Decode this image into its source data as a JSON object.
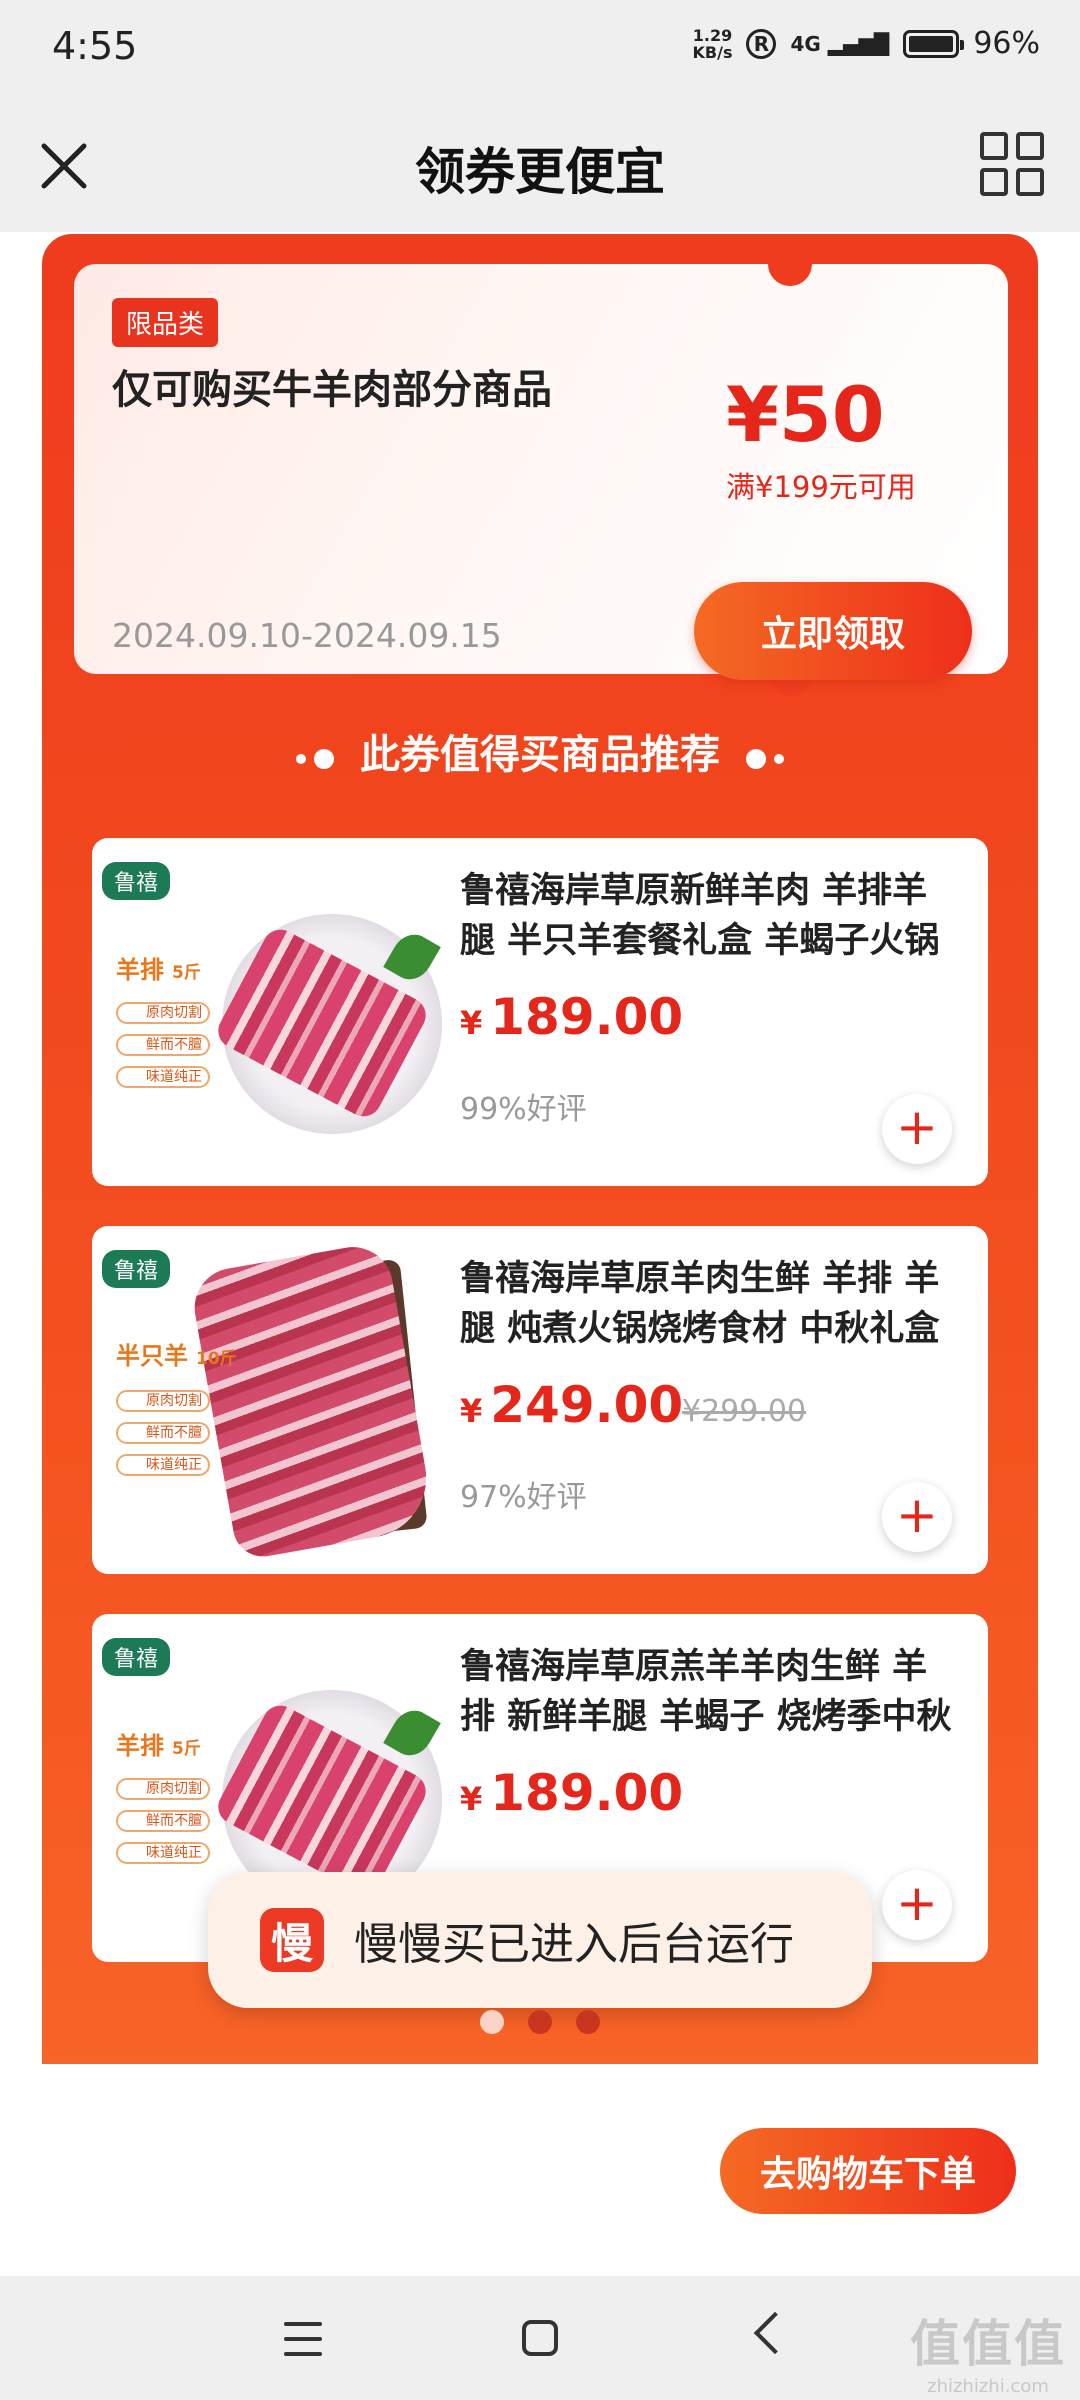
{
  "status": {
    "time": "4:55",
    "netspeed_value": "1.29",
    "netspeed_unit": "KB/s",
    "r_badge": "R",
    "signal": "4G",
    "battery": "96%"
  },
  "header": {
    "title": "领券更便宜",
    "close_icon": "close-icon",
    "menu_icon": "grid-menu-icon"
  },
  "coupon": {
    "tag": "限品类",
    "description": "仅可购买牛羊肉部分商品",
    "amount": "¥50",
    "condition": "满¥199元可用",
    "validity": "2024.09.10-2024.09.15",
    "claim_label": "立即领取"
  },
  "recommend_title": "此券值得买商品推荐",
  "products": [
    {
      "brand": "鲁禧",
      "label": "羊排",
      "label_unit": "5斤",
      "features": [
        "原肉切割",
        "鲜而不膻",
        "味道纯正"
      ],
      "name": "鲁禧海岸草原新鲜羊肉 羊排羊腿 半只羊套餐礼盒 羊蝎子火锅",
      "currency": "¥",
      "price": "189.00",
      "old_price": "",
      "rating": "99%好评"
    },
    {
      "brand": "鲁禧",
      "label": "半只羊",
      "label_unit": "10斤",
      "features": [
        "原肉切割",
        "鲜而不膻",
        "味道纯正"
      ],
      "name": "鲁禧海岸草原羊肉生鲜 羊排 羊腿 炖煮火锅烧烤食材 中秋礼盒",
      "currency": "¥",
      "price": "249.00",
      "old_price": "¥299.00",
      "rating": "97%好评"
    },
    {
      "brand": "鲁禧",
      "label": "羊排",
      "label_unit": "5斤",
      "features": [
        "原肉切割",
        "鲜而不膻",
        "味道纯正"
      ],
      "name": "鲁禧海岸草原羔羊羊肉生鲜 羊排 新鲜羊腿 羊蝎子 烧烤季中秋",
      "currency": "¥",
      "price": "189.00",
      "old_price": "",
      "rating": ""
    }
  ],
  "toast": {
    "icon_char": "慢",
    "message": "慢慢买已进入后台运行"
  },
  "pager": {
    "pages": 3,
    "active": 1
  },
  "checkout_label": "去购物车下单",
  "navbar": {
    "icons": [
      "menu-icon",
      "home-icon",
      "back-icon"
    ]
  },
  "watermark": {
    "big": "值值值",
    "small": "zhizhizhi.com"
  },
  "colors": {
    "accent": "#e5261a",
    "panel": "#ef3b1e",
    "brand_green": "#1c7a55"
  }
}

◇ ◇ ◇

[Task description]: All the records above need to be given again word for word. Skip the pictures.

[Exercise result]:
Decode this image into its source data as a JSON object.
{
  "status": {
    "time": "4:55",
    "netspeed_value": "1.29",
    "netspeed_unit": "KB/s",
    "r_badge": "R",
    "signal": "4G",
    "battery": "96%"
  },
  "header": {
    "title": "领券更便宜",
    "close_icon": "close-icon",
    "menu_icon": "grid-menu-icon"
  },
  "coupon": {
    "tag": "限品类",
    "description": "仅可购买牛羊肉部分商品",
    "amount": "¥50",
    "condition": "满¥199元可用",
    "validity": "2024.09.10-2024.09.15",
    "claim_label": "立即领取"
  },
  "recommend_title": "此券值得买商品推荐",
  "products": [
    {
      "brand": "鲁禧",
      "label": "羊排",
      "label_unit": "5斤",
      "features": [
        "原肉切割",
        "鲜而不膻",
        "味道纯正"
      ],
      "name": "鲁禧海岸草原新鲜羊肉 羊排羊腿 半只羊套餐礼盒 羊蝎子火锅",
      "currency": "¥",
      "price": "189.00",
      "old_price": "",
      "rating": "99%好评"
    },
    {
      "brand": "鲁禧",
      "label": "半只羊",
      "label_unit": "10斤",
      "features": [
        "原肉切割",
        "鲜而不膻",
        "味道纯正"
      ],
      "name": "鲁禧海岸草原羊肉生鲜 羊排 羊腿 炖煮火锅烧烤食材 中秋礼盒",
      "currency": "¥",
      "price": "249.00",
      "old_price": "¥299.00",
      "rating": "97%好评"
    },
    {
      "brand": "鲁禧",
      "label": "羊排",
      "label_unit": "5斤",
      "features": [
        "原肉切割",
        "鲜而不膻",
        "味道纯正"
      ],
      "name": "鲁禧海岸草原羔羊羊肉生鲜 羊排 新鲜羊腿 羊蝎子 烧烤季中秋",
      "currency": "¥",
      "price": "189.00",
      "old_price": "",
      "rating": ""
    }
  ],
  "toast": {
    "icon_char": "慢",
    "message": "慢慢买已进入后台运行"
  },
  "pager": {
    "pages": 3,
    "active": 1
  },
  "checkout_label": "去购物车下单",
  "navbar": {
    "icons": [
      "menu-icon",
      "home-icon",
      "back-icon"
    ]
  },
  "watermark": {
    "big": "值值值",
    "small": "zhizhizhi.com"
  },
  "colors": {
    "accent": "#e5261a",
    "panel": "#ef3b1e",
    "brand_green": "#1c7a55"
  }
}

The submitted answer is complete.